Lots of people now know these statistics about the high percentage of Americans who have no close friends or no friends at all. There are concerns about a loneliness epidemic—the surgeon general is talking about platonic relationships being important. People have an absence of community and they’re looking to marriage for that, but it’s really an impossible ask. So I think that for a lot of people, maybe the most valuable thing is just to realize that there’s a whole continuum of what friendship can be—maybe platonic partners are at the far end, but there are other possibilities that we haven’t even entertained. We’ve been leaving this type of relationship on the table, and it has the capacity to be the most important relationship in our lives.

In your book, you write about a man who has started asking himself what the fullest version of each of his friendships looks like. Pragmatically, what does that mean?

The fullest version of a friendship is not necessarily that you become platonic partners with everybody. It’s “Given what our lives look like and where we connect, how do we find a richer form of our friendship than our inertia has landed us in?” I’m thinking about a friend in my life who brings out a playful side of me, and I think a fuller version of our friendship is one where we are going on more vacations together—or once we had a sleepover with her and her partner, which was very fun. But the fullest form of a friendship could be, like, the house that I’m living in right now with my friends. We are really compatible as housemates, and we get to be in each other’s day-to-day lives, and also for the extraordinary moments. To do that means considering friends to be people that you’re willing to build your life around, as opposed to squeezing them into your existing life.

You and your husband have been living with your friends and their children for almost three years now. What are the rewards of that?

There are many. Most Fridays, we host Shabbat as a house. That is the thing that makes it feel like a home and not just that we happen to be sharing space together. I think the benefits with the kids are pretty clear: You have a connection with a kid who cares for you, and that’s a special, beautiful thing. At the bris for their second child, my husband held the newborn and I was the person to announce the name to the community. I feel like I am bound to our friends and their kids in a way that would be impossible to imagine if we didn’t live together.

And there are tangible benefits for our friends. If they want to go out for an evening and my husband or I happen to be home, they don’t have to get childcare.
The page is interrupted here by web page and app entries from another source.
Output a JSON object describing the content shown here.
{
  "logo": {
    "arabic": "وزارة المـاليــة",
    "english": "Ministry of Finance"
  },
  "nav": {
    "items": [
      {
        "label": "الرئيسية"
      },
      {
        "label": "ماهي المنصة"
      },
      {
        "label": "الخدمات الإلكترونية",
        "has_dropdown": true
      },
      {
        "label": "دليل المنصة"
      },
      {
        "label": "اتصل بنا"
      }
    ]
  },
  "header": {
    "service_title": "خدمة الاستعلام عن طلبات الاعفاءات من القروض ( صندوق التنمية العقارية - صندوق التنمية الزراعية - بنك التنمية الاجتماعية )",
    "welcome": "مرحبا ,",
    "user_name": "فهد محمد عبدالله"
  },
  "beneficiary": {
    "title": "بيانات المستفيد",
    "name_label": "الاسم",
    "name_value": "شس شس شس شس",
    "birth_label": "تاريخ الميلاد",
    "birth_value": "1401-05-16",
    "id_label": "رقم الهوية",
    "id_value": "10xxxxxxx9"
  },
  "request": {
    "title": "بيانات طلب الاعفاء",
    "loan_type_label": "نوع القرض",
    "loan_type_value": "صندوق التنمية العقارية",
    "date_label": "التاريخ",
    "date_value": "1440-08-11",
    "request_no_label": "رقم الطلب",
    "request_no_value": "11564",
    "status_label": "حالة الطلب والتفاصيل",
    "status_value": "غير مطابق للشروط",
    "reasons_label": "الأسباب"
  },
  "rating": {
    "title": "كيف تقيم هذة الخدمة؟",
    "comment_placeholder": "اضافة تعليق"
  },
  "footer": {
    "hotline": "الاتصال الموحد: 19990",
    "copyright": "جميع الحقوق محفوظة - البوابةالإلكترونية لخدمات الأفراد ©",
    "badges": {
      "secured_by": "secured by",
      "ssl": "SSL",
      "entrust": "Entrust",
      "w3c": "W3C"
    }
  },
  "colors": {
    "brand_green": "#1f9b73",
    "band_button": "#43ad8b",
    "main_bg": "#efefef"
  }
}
My husband told a colleague about our living arrangement, and he was like, “So your housemates can go on a walk without having to plan it or get a babysitter?” I mean, it was just wild to him that there’s at least some allowance for spontaneity or for things to go wrong and know that there is some kind of backstop.

As a society, how do you think we can restore friendship to a place that’s as rich and expansive as it used to be?

Well, I’d like to banish the phrase “just friends,” because what could be more than friendship? But I think, in general, if people were operating from a place of curiosity about, like, Who are the most important people in your life? What connections are you struggling with right now? Who is making you feel most alive? If we were asking more open-­ended questions about our social relationships, it would help a lot. We are inclined to structure our lives around our careers and our familial and romantic relationships. But I think we should be taking friendship seriously as a relationship that we’re willing to make time and sacrifices for.

This article appears in the May 2024 issue of Washingtonian.

Sylvie McNamara
Staff Writer